Being the subject of recruitment by a competing firm is a sign of respect. It means that you have earned their awareness and that they covet your proven capabilities and results. In the mortgage origination industry it likely means that you have a sizable and sustainable book of business. And as the subject of desire, you have earned the right to encourage the advances of your admirers or to shut down their pursuit. There is power in being the object of desire—use it!
As the target of a competing firm in your chosen line of work, you are in the enviable position of being able to evaluate both your existing situation and the opportunity that potentially awaits you with the pursuing organization. We at Hammerhouse have previously written about how to evaluate your existing job and employer, as well as, how to evaluate a recruiting firm that has approached you to gauge your interest in making a move. Therefore it is appropriate to provide some insight and suggestions for how to evaluate the managers and leaders of the firms that are seeking for you to leave, an apparently successful situation, to join them on their journey and team.
"Due diligence is the name of the game when you are being recruited by a firm promising a better career opportunity."
When evaluating a mortgage firm’s managers and leaders consider the following questions:
Where do they come from?
Understanding the history of the managers and leaders of a firm in their current positions as well as their history in previous positions, and with previous organizations is vital to evaluating their capabilities as well as style. Of course, people can change and their views and behaviors can evolve, yet contrary to the disclaimer that those selling investment products are forced to provide, “Past performance is an indicator of future results.” Never make a move based on promises of future performance. Demand the same level of proven capability that they seek from you. A wise man in our industry once said ‘the numbers don’t lie’ and they don’t. It is completely appropriate to ask for facts to back up expectations being set.
What process are they putting you through?
If the managers and leaders of a pursuing organization are serious about the dual goals of improving your career and growing their firm, they will be very intentional about the evaluation process. We have pioneered an assessment approach that helps companies and candidates determine whether or not they are a “Model-Match” for one another. This assessment identifies six components of the mortgage business in which it is critical to achieve a positive model-match for maximum mutual return. These six components are: Leadership, Culture, Business, Operations, Technology and Geography. Unless the evaluation process is designed to uncover how well you, and they, match across these components, then the risks of making the move unsuccessful are greatly increased.

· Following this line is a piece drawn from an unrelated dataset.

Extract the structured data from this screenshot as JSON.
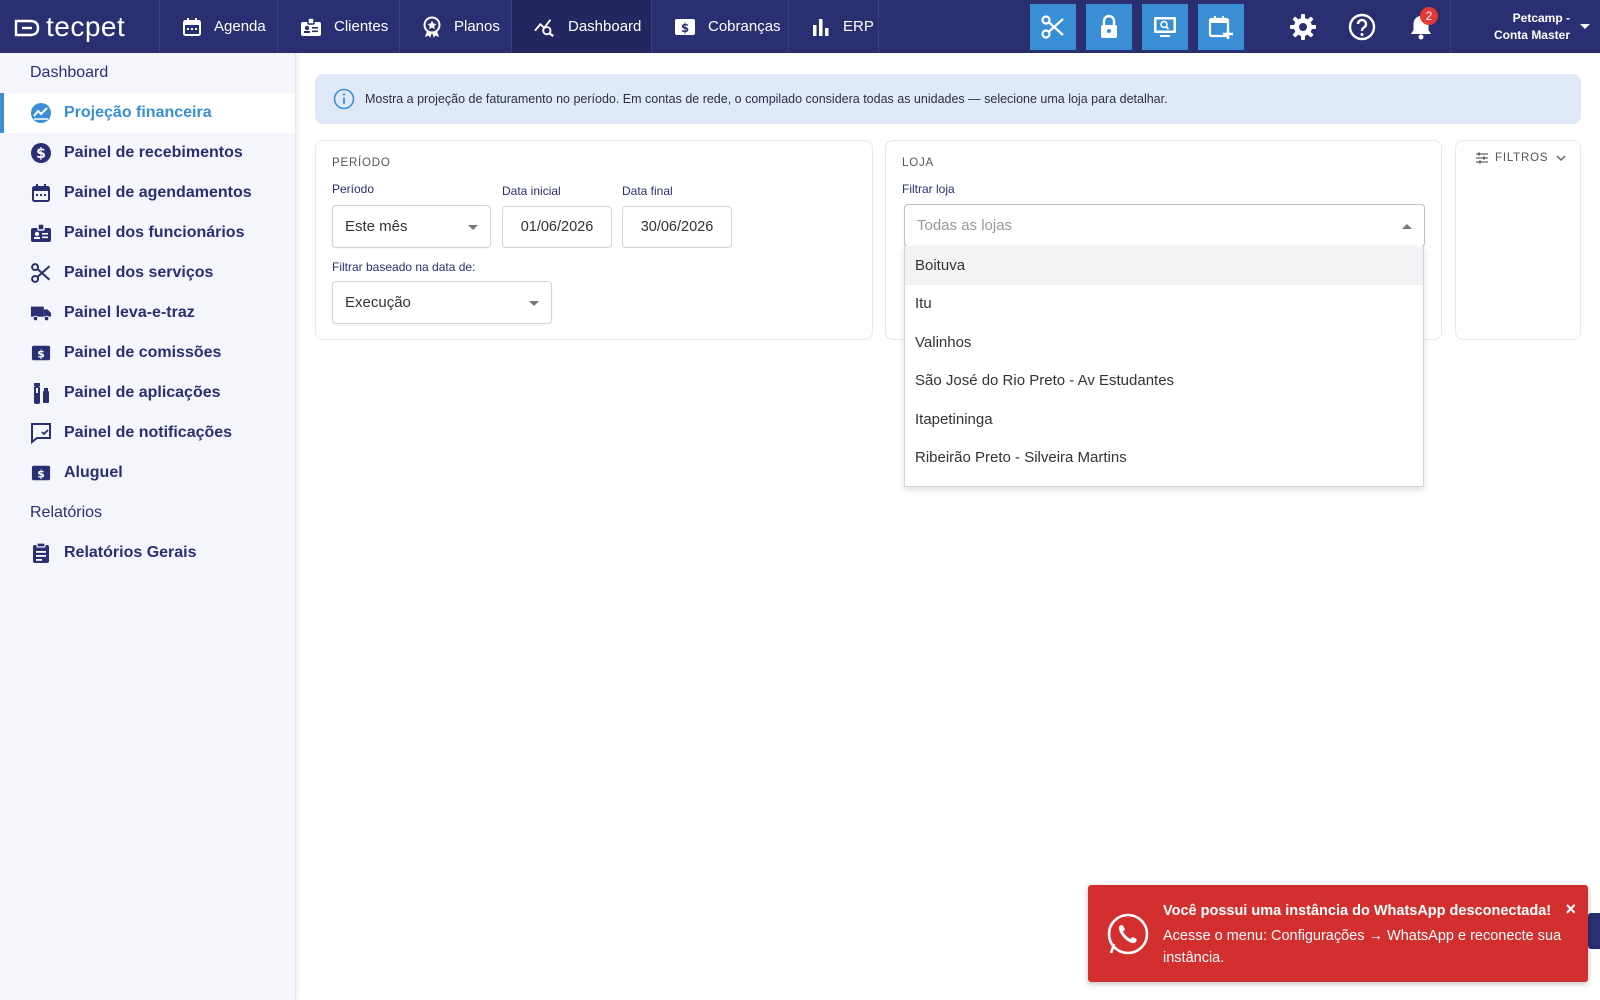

In that situation, its not just you who suffers, it is your family and business.
What else do they do?
The best managers and leaders are team builders. They are likely to be enthusiastic participants in other activities away from work. What do they like to do when they are not at the office? How are they involved…managing and leading…participating and producing? What do these activities: artistic, outdoor, religious, or volunteer say about them? We have found through thousands of interviews and relationships that managers and leaders with passionate extra-curricular pursuits tend to bring a similar passion and an appreciation for team-building to their daily work.
What do their colleagues and employees say?
There is no better way to evaluate managers and leaders of a mortgage firm that is recruiting you then to get the personal thoughts regarding their capabilities from current and former colleagues and employees. The people that know them best are the folks that currently or have previously worked with them, and you need to hear from. If they include numerous employees including other originators of varying tenures, as well as, sales, marketing, operations and executive management in the recruitment process, it is a great sign that they want you to get a complete picture of their culture. If not, be skeptical, and do your own investigation. Fortunately, with the dawn of social media and other web resources it is relatively easy to track down folks who have worked for the key managers and leaders of almost any firm.
Due diligence is the name of the game when you are being recruited by a firm promising a better career opportunity. Part of this process of discovery is about determining whether or not you and the managers and leaders of the interested firm are a good match for you and your unique business. You have earned the right with your past performance to be very demanding. Use the leverage you have, and remember that you are a prime target. Make sure they are a prime destination.
Steve Rennie is a managing partner at Hammerhouse LLC, an expanding national recruiting and strategic growth firm for the financial services industry with mortgage sales and leadership placement at its core. He may be reached by phone at (949) 525-9407 or e-mail email@example.com.